-------- Provided records

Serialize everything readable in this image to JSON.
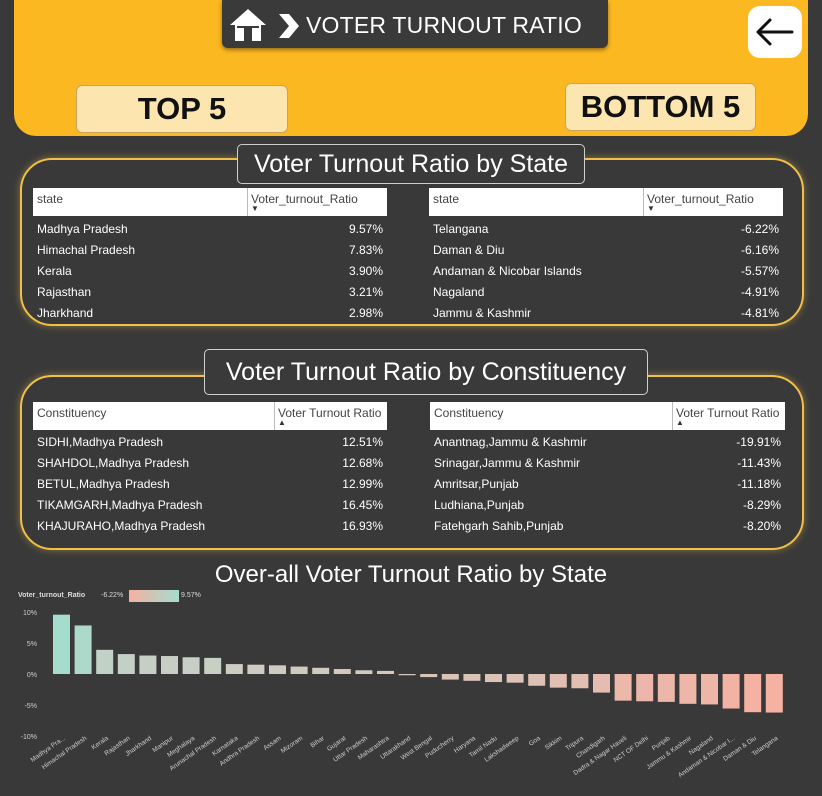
{
  "header": {
    "title": "VOTER TURNOUT RATIO",
    "icons": {
      "home": "home-icon",
      "chevron": "chevron-right-icon",
      "back": "back-arrow-icon"
    },
    "top_label": "TOP 5",
    "bottom_label": "BOTTOM 5",
    "colors": {
      "accent": "#fbb821",
      "background": "#393939",
      "panel_border": "#f0c048"
    }
  },
  "state_panel": {
    "title": "Voter Turnout Ratio by State",
    "top": {
      "col1": "state",
      "col2": "Voter_turnout_Ratio",
      "rows": [
        {
          "name": "Madhya Pradesh",
          "value": "9.57%"
        },
        {
          "name": "Himachal Pradesh",
          "value": "7.83%"
        },
        {
          "name": "Kerala",
          "value": "3.90%"
        },
        {
          "name": "Rajasthan",
          "value": "3.21%"
        },
        {
          "name": "Jharkhand",
          "value": "2.98%"
        }
      ]
    },
    "bottom": {
      "col1": "state",
      "col2": "Voter_turnout_Ratio",
      "rows": [
        {
          "name": "Telangana",
          "value": "-6.22%"
        },
        {
          "name": "Daman & Diu",
          "value": "-6.16%"
        },
        {
          "name": "Andaman & Nicobar Islands",
          "value": "-5.57%"
        },
        {
          "name": "Nagaland",
          "value": "-4.91%"
        },
        {
          "name": "Jammu & Kashmir",
          "value": "-4.81%"
        }
      ]
    }
  },
  "constituency_panel": {
    "title": "Voter Turnout Ratio by Constituency",
    "top": {
      "col1": "Constituency",
      "col2": "Voter Turnout Ratio",
      "rows": [
        {
          "name": "SIDHI,Madhya Pradesh",
          "value": "12.51%"
        },
        {
          "name": "SHAHDOL,Madhya Pradesh",
          "value": "12.68%"
        },
        {
          "name": "BETUL,Madhya Pradesh",
          "value": "12.99%"
        },
        {
          "name": "TIKAMGARH,Madhya Pradesh",
          "value": "16.45%"
        },
        {
          "name": "KHAJURAHO,Madhya Pradesh",
          "value": "16.93%"
        }
      ]
    },
    "bottom": {
      "col1": "Constituency",
      "col2": "Voter Turnout Ratio",
      "rows": [
        {
          "name": "Anantnag,Jammu & Kashmir",
          "value": "-19.91%"
        },
        {
          "name": "Srinagar,Jammu & Kashmir",
          "value": "-11.43%"
        },
        {
          "name": "Amritsar,Punjab",
          "value": "-11.18%"
        },
        {
          "name": "Ludhiana,Punjab",
          "value": "-8.29%"
        },
        {
          "name": "Fatehgarh Sahib,Punjab",
          "value": "-8.20%"
        }
      ]
    }
  },
  "overall": {
    "title": "Over-all Voter Turnout Ratio by State",
    "legend_label": "Voter_turnout_Ratio",
    "legend_min": "-6.22%",
    "legend_max": "9.57%"
  },
  "chart_data": {
    "type": "bar",
    "title": "Over-all Voter Turnout Ratio by State",
    "ylim": [
      -7,
      10
    ],
    "yticks": [
      "10%",
      "5%",
      "0%",
      "-5%",
      "-10%"
    ],
    "ytick_values": [
      10,
      5,
      0,
      -5,
      -10
    ],
    "color_scale": {
      "min": -6.22,
      "max": 9.57,
      "min_color": "#f5b1a2",
      "max_color": "#a4dccd"
    },
    "categories": [
      "Madhya Pra...",
      "Himachal Pradesh",
      "Kerala",
      "Rajasthan",
      "Jharkhand",
      "Manipur",
      "Meghalaya",
      "Arunachal Pradesh",
      "Karnataka",
      "Andhra Pradesh",
      "Assam",
      "Mizoram",
      "Bihar",
      "Gujarat",
      "Uttar Pradesh",
      "Maharashtra",
      "Uttarakhand",
      "West Bengal",
      "Puducherry",
      "Haryana",
      "Tamil Nadu",
      "Lakshadweep",
      "Goa",
      "Sikkim",
      "Tripura",
      "Chandigarh",
      "Dadra & Nagar Haveli",
      "NCT OF Delhi",
      "Punjab",
      "Jammu & Kashmir",
      "Nagaland",
      "Andaman & Nicobar I...",
      "Daman & Diu",
      "Telangana"
    ],
    "values": [
      9.57,
      7.83,
      3.9,
      3.21,
      2.98,
      2.9,
      2.7,
      2.6,
      1.6,
      1.5,
      1.4,
      1.2,
      1.0,
      0.8,
      0.6,
      0.5,
      -0.2,
      -0.5,
      -0.9,
      -1.1,
      -1.3,
      -1.4,
      -1.9,
      -2.2,
      -2.3,
      -3.0,
      -4.3,
      -4.4,
      -4.5,
      -4.81,
      -4.91,
      -5.57,
      -6.16,
      -6.22
    ]
  }
}
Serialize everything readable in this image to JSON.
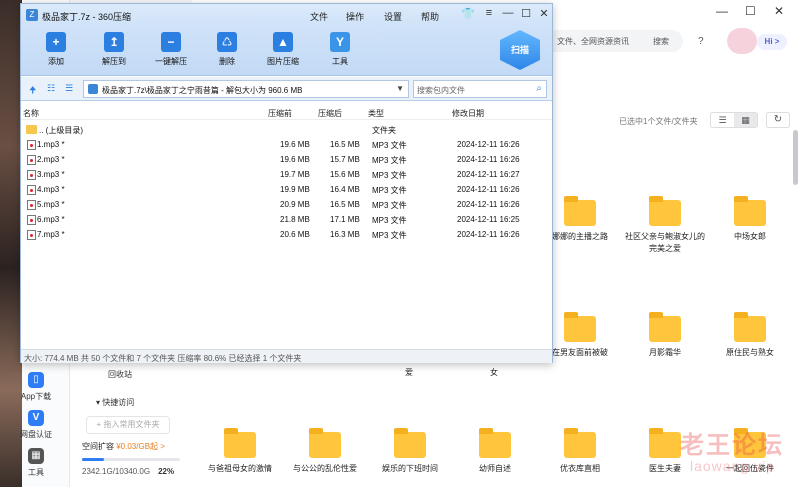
{
  "zip": {
    "title": "极品家丁.7z - 360压缩",
    "menus": [
      "文件",
      "操作",
      "设置",
      "帮助"
    ],
    "toolbar": [
      "添加",
      "解压到",
      "一键解压",
      "删除",
      "图片压缩",
      "工具"
    ],
    "scan_label": "扫描",
    "path": "极品家丁.7z\\极品家丁之宁雨昔篇 - 解包大小为 960.6 MB",
    "search_placeholder": "搜索包内文件",
    "columns": [
      "名称",
      "压缩前",
      "压缩后",
      "类型",
      "修改日期"
    ],
    "parent": {
      "name": ".. (上级目录)",
      "type": "文件夹"
    },
    "files": [
      {
        "name": "1.mp3 *",
        "before": "19.6 MB",
        "after": "16.5 MB",
        "type": "MP3 文件",
        "date": "2024-12-11 16:26"
      },
      {
        "name": "2.mp3 *",
        "before": "19.6 MB",
        "after": "15.7 MB",
        "type": "MP3 文件",
        "date": "2024-12-11 16:26"
      },
      {
        "name": "3.mp3 *",
        "before": "19.7 MB",
        "after": "15.6 MB",
        "type": "MP3 文件",
        "date": "2024-12-11 16:27"
      },
      {
        "name": "4.mp3 *",
        "before": "19.9 MB",
        "after": "16.4 MB",
        "type": "MP3 文件",
        "date": "2024-12-11 16:26"
      },
      {
        "name": "5.mp3 *",
        "before": "20.9 MB",
        "after": "16.5 MB",
        "type": "MP3 文件",
        "date": "2024-12-11 16:26"
      },
      {
        "name": "6.mp3 *",
        "before": "21.8 MB",
        "after": "17.1 MB",
        "type": "MP3 文件",
        "date": "2024-12-11 16:25"
      },
      {
        "name": "7.mp3 *",
        "before": "20.6 MB",
        "after": "16.3 MB",
        "type": "MP3 文件",
        "date": "2024-12-11 16:26"
      }
    ],
    "status": "大小: 774.4 MB 共 50 个文件和 7 个文件夹 压缩率 80.6% 已经选择 1 个文件夹"
  },
  "cloud": {
    "search_placeholder": "文件、全网资源资讯",
    "search_button": "搜索",
    "hi": "Hi >",
    "selection_info": "已选中1个文件/文件夹",
    "folders_row1": [
      "娜娜的主播之路",
      "社区父亲与鲍淑女儿的完美之爱",
      "中场女郎"
    ],
    "folders_row2": [
      "在男友面前被破",
      "月影霜华",
      "原住民与熟女"
    ],
    "folders_row2_tail": [
      "爱",
      "女"
    ],
    "folders_row3": [
      "与爸祖母女的激情",
      "与公公的乱伦性爱",
      "娱乐的下班时间",
      "幼师自述",
      "优衣库直相",
      "医生夫妻",
      "一起回伍瓷件"
    ],
    "left_nav": [
      "App下载",
      "网盘认证",
      "工具"
    ],
    "recycle": "回收站",
    "quick_access": "快捷访问",
    "add_quick": "+ 拖入常用文件夹",
    "space_label": "空间扩容",
    "space_price": "¥0.03/GB起 >",
    "usage": "2342.1G/10340.0G",
    "usage_pct": "22%",
    "usage_fraction": 0.22,
    "watermark": "老王论坛",
    "watermark_url": "laowang.vip"
  }
}
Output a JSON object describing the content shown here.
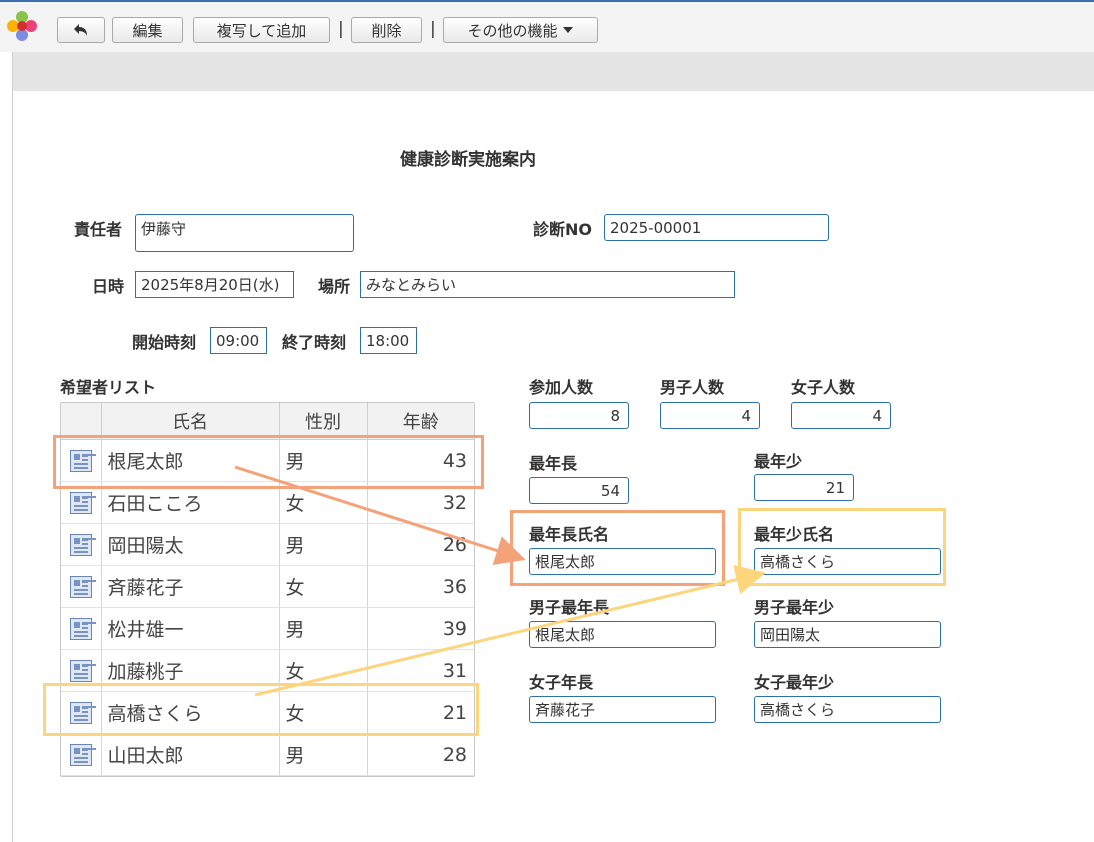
{
  "toolbar": {
    "back_label": "",
    "edit_label": "編集",
    "copy_label": "複写して追加",
    "delete_label": "削除",
    "more_label": "その他の機能"
  },
  "form": {
    "title": "健康診断実施案内",
    "responsible_label": "責任者",
    "responsible_value": "伊藤守",
    "diag_no_label": "診断NO",
    "diag_no_value": "2025-00001",
    "date_label": "日時",
    "date_value": "2025年8月20日(水)",
    "place_label": "場所",
    "place_value": "みなとみらい",
    "start_label": "開始時刻",
    "start_value": "09:00",
    "end_label": "終了時刻",
    "end_value": "18:00"
  },
  "list": {
    "title": "希望者リスト",
    "columns": [
      "氏名",
      "性別",
      "年齢"
    ],
    "rows": [
      {
        "name": "根尾太郎",
        "gender": "男",
        "age": "43"
      },
      {
        "name": "石田こころ",
        "gender": "女",
        "age": "32"
      },
      {
        "name": "岡田陽太",
        "gender": "男",
        "age": "26"
      },
      {
        "name": "斉藤花子",
        "gender": "女",
        "age": "36"
      },
      {
        "name": "松井雄一",
        "gender": "男",
        "age": "39"
      },
      {
        "name": "加藤桃子",
        "gender": "女",
        "age": "31"
      },
      {
        "name": "高橋さくら",
        "gender": "女",
        "age": "21"
      },
      {
        "name": "山田太郎",
        "gender": "男",
        "age": "28"
      }
    ]
  },
  "stats": {
    "participants_label": "参加人数",
    "participants_value": "8",
    "male_count_label": "男子人数",
    "male_count_value": "4",
    "female_count_label": "女子人数",
    "female_count_value": "4",
    "oldest_label": "最年長",
    "oldest_value": "54",
    "youngest_label": "最年少",
    "youngest_value": "21",
    "oldest_name_label": "最年長氏名",
    "oldest_name_value": "根尾太郎",
    "youngest_name_label": "最年少氏名",
    "youngest_name_value": "高橋さくら",
    "male_oldest_label": "男子最年長",
    "male_oldest_value": "根尾太郎",
    "male_youngest_label": "男子最年少",
    "male_youngest_value": "岡田陽太",
    "female_oldest_label": "女子年長",
    "female_oldest_value": "斉藤花子",
    "female_youngest_label": "女子最年少",
    "female_youngest_value": "高橋さくら"
  },
  "colors": {
    "accent_border": "#2d6fa6",
    "highlight_orange": "#f3a27a",
    "highlight_yellow": "#fcd57c"
  }
}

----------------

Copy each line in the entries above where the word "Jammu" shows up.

**Response:**
          "name": "Jammu & Kashmir",
          "name": "Anantnag,Jammu & Kashmir",
          "name": "Srinagar,Jammu & Kashmir",
      "Jammu & Kashmir",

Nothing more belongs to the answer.